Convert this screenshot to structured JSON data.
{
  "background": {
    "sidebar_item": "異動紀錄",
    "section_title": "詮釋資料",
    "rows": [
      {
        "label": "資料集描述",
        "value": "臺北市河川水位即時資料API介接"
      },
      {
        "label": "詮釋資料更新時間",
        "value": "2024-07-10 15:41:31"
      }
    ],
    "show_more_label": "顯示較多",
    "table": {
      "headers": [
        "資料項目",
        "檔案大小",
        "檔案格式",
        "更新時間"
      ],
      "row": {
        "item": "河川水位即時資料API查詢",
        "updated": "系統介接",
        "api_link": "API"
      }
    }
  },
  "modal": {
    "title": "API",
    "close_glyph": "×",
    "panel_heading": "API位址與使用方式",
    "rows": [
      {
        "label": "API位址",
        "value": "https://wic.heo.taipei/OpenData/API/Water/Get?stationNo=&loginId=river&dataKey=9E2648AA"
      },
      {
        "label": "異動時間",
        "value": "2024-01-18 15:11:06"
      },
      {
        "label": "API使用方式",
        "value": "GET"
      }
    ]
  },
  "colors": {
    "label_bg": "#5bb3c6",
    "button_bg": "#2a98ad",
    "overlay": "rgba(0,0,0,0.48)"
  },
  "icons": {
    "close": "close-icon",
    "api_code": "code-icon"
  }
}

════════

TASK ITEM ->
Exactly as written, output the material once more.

RESULT FOR THIS EXERCISE ->
Convert this screenshot to structured JSON data.
{
  "background": {
    "sidebar_item": "異動紀錄",
    "section_title": "詮釋資料",
    "rows": [
      {
        "label": "資料集描述",
        "value": "臺北市河川水位即時資料API介接"
      },
      {
        "label": "詮釋資料更新時間",
        "value": "2024-07-10 15:41:31"
      }
    ],
    "show_more_label": "顯示較多",
    "table": {
      "headers": [
        "資料項目",
        "檔案大小",
        "檔案格式",
        "更新時間"
      ],
      "row": {
        "item": "河川水位即時資料API查詢",
        "updated": "系統介接",
        "api_link": "API"
      }
    }
  },
  "modal": {
    "title": "API",
    "close_glyph": "×",
    "panel_heading": "API位址與使用方式",
    "rows": [
      {
        "label": "API位址",
        "value": "https://wic.heo.taipei/OpenData/API/Water/Get?stationNo=&loginId=river&dataKey=9E2648AA"
      },
      {
        "label": "異動時間",
        "value": "2024-01-18 15:11:06"
      },
      {
        "label": "API使用方式",
        "value": "GET"
      }
    ]
  },
  "colors": {
    "label_bg": "#5bb3c6",
    "button_bg": "#2a98ad",
    "overlay": "rgba(0,0,0,0.48)"
  },
  "icons": {
    "close": "close-icon",
    "api_code": "code-icon"
  }
}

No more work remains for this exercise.